*Task to complete*
Copy the data below exactly. Any pictures in it should be omitted.

---------- Information provided

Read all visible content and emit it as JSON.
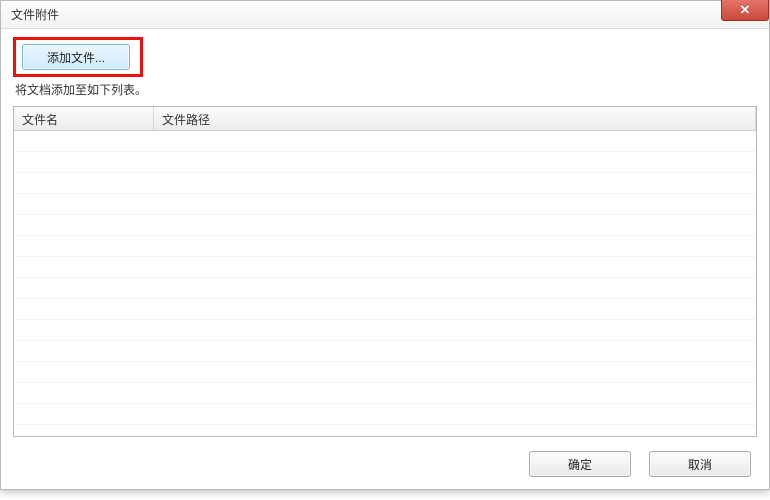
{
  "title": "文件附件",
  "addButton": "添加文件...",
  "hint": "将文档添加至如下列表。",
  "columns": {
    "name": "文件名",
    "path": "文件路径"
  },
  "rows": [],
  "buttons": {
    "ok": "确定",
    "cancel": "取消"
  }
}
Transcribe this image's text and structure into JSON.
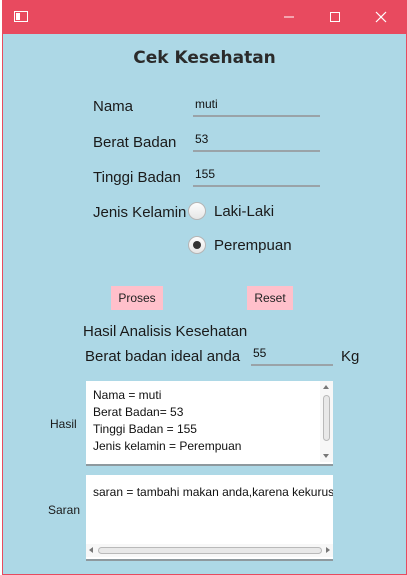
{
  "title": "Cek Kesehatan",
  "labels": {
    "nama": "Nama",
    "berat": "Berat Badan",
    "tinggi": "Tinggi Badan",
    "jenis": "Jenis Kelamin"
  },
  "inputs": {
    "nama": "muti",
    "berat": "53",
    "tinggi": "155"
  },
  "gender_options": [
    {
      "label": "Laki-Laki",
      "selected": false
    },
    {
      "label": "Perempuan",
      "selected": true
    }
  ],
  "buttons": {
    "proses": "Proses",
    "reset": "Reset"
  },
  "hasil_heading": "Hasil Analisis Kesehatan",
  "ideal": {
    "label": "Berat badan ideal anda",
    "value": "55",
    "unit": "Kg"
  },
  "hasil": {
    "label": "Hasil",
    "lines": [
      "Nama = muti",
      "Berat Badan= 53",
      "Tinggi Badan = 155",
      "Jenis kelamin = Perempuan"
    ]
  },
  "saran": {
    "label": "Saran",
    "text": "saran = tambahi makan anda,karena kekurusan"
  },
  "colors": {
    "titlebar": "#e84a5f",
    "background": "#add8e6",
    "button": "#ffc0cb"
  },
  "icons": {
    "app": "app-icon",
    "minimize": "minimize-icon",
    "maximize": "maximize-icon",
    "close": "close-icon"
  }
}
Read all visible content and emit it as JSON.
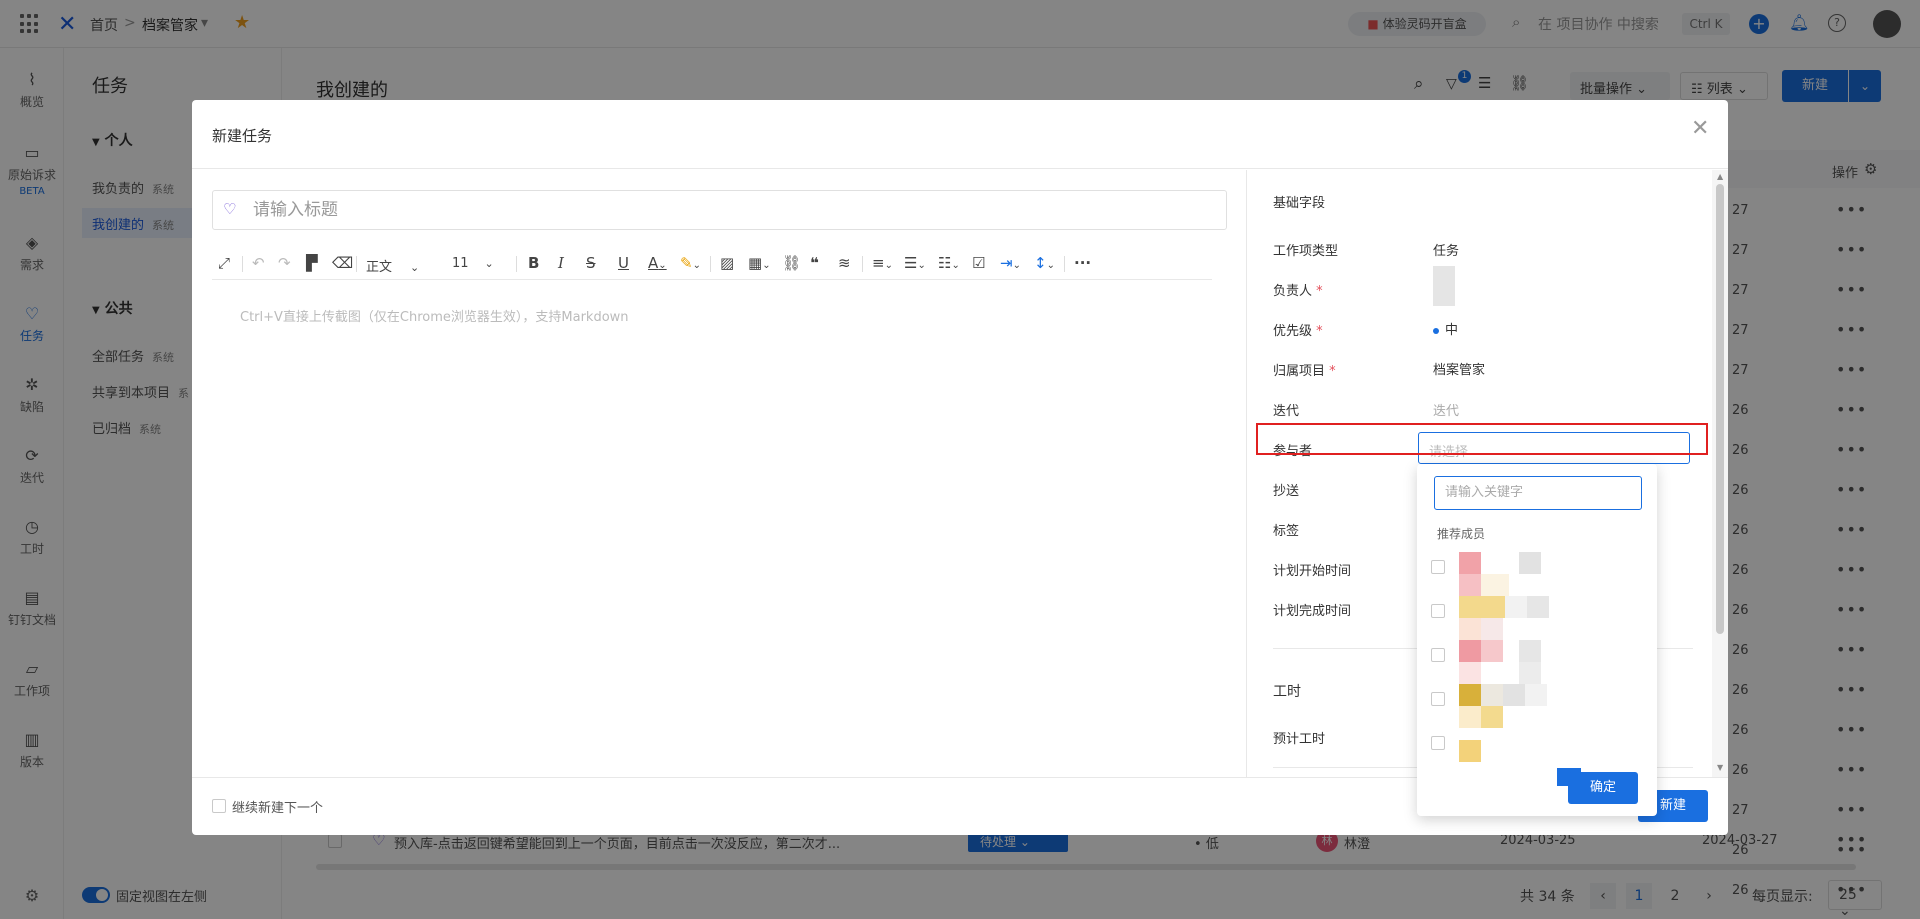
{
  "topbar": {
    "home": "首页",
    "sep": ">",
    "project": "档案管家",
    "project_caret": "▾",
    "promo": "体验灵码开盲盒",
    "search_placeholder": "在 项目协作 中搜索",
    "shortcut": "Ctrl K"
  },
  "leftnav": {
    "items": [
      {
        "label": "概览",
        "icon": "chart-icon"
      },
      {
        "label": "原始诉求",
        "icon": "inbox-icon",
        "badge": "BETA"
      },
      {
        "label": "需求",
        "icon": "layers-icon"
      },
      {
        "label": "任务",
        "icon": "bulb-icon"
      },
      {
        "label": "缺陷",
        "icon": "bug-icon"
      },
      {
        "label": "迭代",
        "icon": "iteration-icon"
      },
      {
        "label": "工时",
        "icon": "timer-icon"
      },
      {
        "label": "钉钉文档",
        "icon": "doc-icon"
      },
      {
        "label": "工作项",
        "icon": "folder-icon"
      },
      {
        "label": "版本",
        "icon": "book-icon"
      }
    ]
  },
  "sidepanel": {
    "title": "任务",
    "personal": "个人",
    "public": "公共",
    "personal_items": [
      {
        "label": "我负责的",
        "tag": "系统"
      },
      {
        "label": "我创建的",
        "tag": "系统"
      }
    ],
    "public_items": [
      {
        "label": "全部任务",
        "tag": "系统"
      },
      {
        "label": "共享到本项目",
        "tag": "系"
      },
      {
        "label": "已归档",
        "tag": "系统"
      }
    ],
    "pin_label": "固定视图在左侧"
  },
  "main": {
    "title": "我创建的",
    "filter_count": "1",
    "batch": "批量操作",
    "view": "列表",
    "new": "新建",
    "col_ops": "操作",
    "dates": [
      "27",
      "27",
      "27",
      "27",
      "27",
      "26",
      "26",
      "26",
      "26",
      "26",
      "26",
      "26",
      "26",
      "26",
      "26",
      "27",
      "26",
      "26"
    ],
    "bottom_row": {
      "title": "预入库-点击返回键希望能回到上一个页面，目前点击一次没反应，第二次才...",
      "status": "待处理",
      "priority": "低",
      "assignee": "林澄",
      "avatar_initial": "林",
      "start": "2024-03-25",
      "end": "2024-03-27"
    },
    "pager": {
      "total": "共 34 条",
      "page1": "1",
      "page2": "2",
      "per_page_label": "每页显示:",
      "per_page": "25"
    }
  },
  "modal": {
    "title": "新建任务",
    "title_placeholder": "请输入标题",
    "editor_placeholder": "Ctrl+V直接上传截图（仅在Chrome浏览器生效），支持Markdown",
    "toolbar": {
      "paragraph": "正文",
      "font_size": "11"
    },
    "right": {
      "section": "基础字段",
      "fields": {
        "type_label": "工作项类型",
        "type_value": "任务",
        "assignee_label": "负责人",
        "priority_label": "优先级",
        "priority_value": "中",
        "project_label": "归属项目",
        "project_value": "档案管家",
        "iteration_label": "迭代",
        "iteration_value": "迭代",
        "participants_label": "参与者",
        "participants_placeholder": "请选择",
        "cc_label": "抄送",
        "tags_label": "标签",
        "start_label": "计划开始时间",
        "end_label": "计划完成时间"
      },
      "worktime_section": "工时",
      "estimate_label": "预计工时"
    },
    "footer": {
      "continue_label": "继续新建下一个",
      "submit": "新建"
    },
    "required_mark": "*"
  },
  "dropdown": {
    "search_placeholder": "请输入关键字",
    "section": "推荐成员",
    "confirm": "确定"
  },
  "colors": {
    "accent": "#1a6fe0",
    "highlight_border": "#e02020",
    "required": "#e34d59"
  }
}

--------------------

*Output of the exercise*
Read all visible content and emit it as JSON.
{
  "title": "文件附件",
  "addButton": "添加文件...",
  "hint": "将文档添加至如下列表。",
  "columns": {
    "name": "文件名",
    "path": "文件路径"
  },
  "rows": [],
  "buttons": {
    "ok": "确定",
    "cancel": "取消"
  }
}
Transcribe this image's text and structure into JSON.
{
  "title": "Cek Kesehatan",
  "labels": {
    "nama": "Nama",
    "berat": "Berat Badan",
    "tinggi": "Tinggi Badan",
    "jenis": "Jenis Kelamin"
  },
  "inputs": {
    "nama": "muti",
    "berat": "53",
    "tinggi": "155"
  },
  "gender_options": [
    {
      "label": "Laki-Laki",
      "selected": false
    },
    {
      "label": "Perempuan",
      "selected": true
    }
  ],
  "buttons": {
    "proses": "Proses",
    "reset": "Reset"
  },
  "hasil_heading": "Hasil Analisis Kesehatan",
  "ideal": {
    "label": "Berat badan ideal anda",
    "value": "55",
    "unit": "Kg"
  },
  "hasil": {
    "label": "Hasil",
    "lines": [
      "Nama = muti",
      "Berat Badan= 53",
      "Tinggi Badan = 155",
      "Jenis kelamin = Perempuan"
    ]
  },
  "saran": {
    "label": "Saran",
    "text": "saran = tambahi makan anda,karena kekurusan"
  },
  "colors": {
    "titlebar": "#e84a5f",
    "background": "#add8e6",
    "button": "#ffc0cb"
  },
  "icons": {
    "app": "app-icon",
    "minimize": "minimize-icon",
    "maximize": "maximize-icon",
    "close": "close-icon"
  }
}
Read all visible content and emit it as JSON.
{
  "topbar": {
    "home": "首页",
    "sep": ">",
    "project": "档案管家",
    "project_caret": "▾",
    "promo": "体验灵码开盲盒",
    "search_placeholder": "在 项目协作 中搜索",
    "shortcut": "Ctrl K"
  },
  "leftnav": {
    "items": [
      {
        "label": "概览",
        "icon": "chart-icon"
      },
      {
        "label": "原始诉求",
        "icon": "inbox-icon",
        "badge": "BETA"
      },
      {
        "label": "需求",
        "icon": "layers-icon"
      },
      {
        "label": "任务",
        "icon": "bulb-icon"
      },
      {
        "label": "缺陷",
        "icon": "bug-icon"
      },
      {
        "label": "迭代",
        "icon": "iteration-icon"
      },
      {
        "label": "工时",
        "icon": "timer-icon"
      },
      {
        "label": "钉钉文档",
        "icon": "doc-icon"
      },
      {
        "label": "工作项",
        "icon": "folder-icon"
      },
      {
        "label": "版本",
        "icon": "book-icon"
      }
    ]
  },
  "sidepanel": {
    "title": "任务",
    "personal": "个人",
    "public": "公共",
    "personal_items": [
      {
        "label": "我负责的",
        "tag": "系统"
      },
      {
        "label": "我创建的",
        "tag": "系统"
      }
    ],
    "public_items": [
      {
        "label": "全部任务",
        "tag": "系统"
      },
      {
        "label": "共享到本项目",
        "tag": "系"
      },
      {
        "label": "已归档",
        "tag": "系统"
      }
    ],
    "pin_label": "固定视图在左侧"
  },
  "main": {
    "title": "我创建的",
    "filter_count": "1",
    "batch": "批量操作",
    "view": "列表",
    "new": "新建",
    "col_ops": "操作",
    "dates": [
      "27",
      "27",
      "27",
      "27",
      "27",
      "26",
      "26",
      "26",
      "26",
      "26",
      "26",
      "26",
      "26",
      "26",
      "26",
      "27",
      "26",
      "26"
    ],
    "bottom_row": {
      "title": "预入库-点击返回键希望能回到上一个页面，目前点击一次没反应，第二次才...",
      "status": "待处理",
      "priority": "低",
      "assignee": "林澄",
      "avatar_initial": "林",
      "start": "2024-03-25",
      "end": "2024-03-27"
    },
    "pager": {
      "total": "共 34 条",
      "page1": "1",
      "page2": "2",
      "per_page_label": "每页显示:",
      "per_page": "25"
    }
  },
  "modal": {
    "title": "新建任务",
    "title_placeholder": "请输入标题",
    "editor_placeholder": "Ctrl+V直接上传截图（仅在Chrome浏览器生效），支持Markdown",
    "toolbar": {
      "paragraph": "正文",
      "font_size": "11"
    },
    "right": {
      "section": "基础字段",
      "fields": {
        "type_label": "工作项类型",
        "type_value": "任务",
        "assignee_label": "负责人",
        "priority_label": "优先级",
        "priority_value": "中",
        "project_label": "归属项目",
        "project_value": "档案管家",
        "iteration_label": "迭代",
        "iteration_value": "迭代",
        "participants_label": "参与者",
        "participants_placeholder": "请选择",
        "cc_label": "抄送",
        "tags_label": "标签",
        "start_label": "计划开始时间",
        "end_label": "计划完成时间"
      },
      "worktime_section": "工时",
      "estimate_label": "预计工时"
    },
    "footer": {
      "continue_label": "继续新建下一个",
      "submit": "新建"
    },
    "required_mark": "*"
  },
  "dropdown": {
    "search_placeholder": "请输入关键字",
    "section": "推荐成员",
    "confirm": "确定"
  },
  "colors": {
    "accent": "#1a6fe0",
    "highlight_border": "#e02020",
    "required": "#e34d59"
  }
}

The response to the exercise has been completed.